= PROMPT =
What appears in the data must be reproduced exactly.

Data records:
......

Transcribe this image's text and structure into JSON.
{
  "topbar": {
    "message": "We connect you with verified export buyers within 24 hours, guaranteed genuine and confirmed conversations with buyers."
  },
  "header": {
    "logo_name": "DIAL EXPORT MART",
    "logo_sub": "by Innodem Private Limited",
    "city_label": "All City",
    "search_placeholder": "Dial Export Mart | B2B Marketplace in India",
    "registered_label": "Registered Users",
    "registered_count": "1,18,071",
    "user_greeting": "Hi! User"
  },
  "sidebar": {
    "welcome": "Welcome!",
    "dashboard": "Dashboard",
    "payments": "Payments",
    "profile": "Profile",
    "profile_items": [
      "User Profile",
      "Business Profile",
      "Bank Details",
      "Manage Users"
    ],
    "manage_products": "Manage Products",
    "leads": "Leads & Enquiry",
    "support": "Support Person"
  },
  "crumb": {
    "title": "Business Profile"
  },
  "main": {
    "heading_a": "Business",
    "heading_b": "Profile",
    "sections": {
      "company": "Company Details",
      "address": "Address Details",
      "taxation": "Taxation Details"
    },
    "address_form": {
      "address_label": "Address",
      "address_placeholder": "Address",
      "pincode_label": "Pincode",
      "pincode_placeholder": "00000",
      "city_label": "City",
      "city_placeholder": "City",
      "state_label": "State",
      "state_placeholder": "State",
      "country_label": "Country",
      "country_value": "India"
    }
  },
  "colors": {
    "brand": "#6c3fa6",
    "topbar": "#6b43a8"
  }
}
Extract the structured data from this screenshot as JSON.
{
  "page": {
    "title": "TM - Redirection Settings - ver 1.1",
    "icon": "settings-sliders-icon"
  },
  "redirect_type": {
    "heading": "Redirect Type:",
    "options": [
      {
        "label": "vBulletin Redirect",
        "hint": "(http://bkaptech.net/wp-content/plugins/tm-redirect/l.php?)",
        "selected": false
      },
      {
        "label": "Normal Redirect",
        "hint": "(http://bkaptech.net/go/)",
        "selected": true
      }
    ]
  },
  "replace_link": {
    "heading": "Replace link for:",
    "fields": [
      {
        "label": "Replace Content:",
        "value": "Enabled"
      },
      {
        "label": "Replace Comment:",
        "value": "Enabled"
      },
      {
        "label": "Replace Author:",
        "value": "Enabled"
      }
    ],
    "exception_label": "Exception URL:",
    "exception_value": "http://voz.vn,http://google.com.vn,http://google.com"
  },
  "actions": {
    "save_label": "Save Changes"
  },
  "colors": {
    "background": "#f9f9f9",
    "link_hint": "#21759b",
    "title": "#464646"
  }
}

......

= EXERCISE OUTPUT =
Transcribe this image's text and structure into JSON.
{
  "topbar": {
    "message": "We connect you with verified export buyers within 24 hours, guaranteed genuine and confirmed conversations with buyers."
  },
  "header": {
    "logo_name": "DIAL EXPORT MART",
    "logo_sub": "by Innodem Private Limited",
    "city_label": "All City",
    "search_placeholder": "Dial Export Mart | B2B Marketplace in India",
    "registered_label": "Registered Users",
    "registered_count": "1,18,071",
    "user_greeting": "Hi! User"
  },
  "sidebar": {
    "welcome": "Welcome!",
    "dashboard": "Dashboard",
    "payments": "Payments",
    "profile": "Profile",
    "profile_items": [
      "User Profile",
      "Business Profile",
      "Bank Details",
      "Manage Users"
    ],
    "manage_products": "Manage Products",
    "leads": "Leads & Enquiry",
    "support": "Support Person"
  },
  "crumb": {
    "title": "Business Profile"
  },
  "main": {
    "heading_a": "Business",
    "heading_b": "Profile",
    "sections": {
      "company": "Company Details",
      "address": "Address Details",
      "taxation": "Taxation Details"
    },
    "address_form": {
      "address_label": "Address",
      "address_placeholder": "Address",
      "pincode_label": "Pincode",
      "pincode_placeholder": "00000",
      "city_label": "City",
      "city_placeholder": "City",
      "state_label": "State",
      "state_placeholder": "State",
      "country_label": "Country",
      "country_value": "India"
    }
  },
  "colors": {
    "brand": "#6c3fa6",
    "topbar": "#6b43a8"
  }
}
Extract the structured data from this screenshot as JSON.
{
  "page": {
    "title": "TM - Redirection Settings - ver 1.1",
    "icon": "settings-sliders-icon"
  },
  "redirect_type": {
    "heading": "Redirect Type:",
    "options": [
      {
        "label": "vBulletin Redirect",
        "hint": "(http://bkaptech.net/wp-content/plugins/tm-redirect/l.php?)",
        "selected": false
      },
      {
        "label": "Normal Redirect",
        "hint": "(http://bkaptech.net/go/)",
        "selected": true
      }
    ]
  },
  "replace_link": {
    "heading": "Replace link for:",
    "fields": [
      {
        "label": "Replace Content:",
        "value": "Enabled"
      },
      {
        "label": "Replace Comment:",
        "value": "Enabled"
      },
      {
        "label": "Replace Author:",
        "value": "Enabled"
      }
    ],
    "exception_label": "Exception URL:",
    "exception_value": "http://voz.vn,http://google.com.vn,http://google.com"
  },
  "actions": {
    "save_label": "Save Changes"
  },
  "colors": {
    "background": "#f9f9f9",
    "link_hint": "#21759b",
    "title": "#464646"
  }
}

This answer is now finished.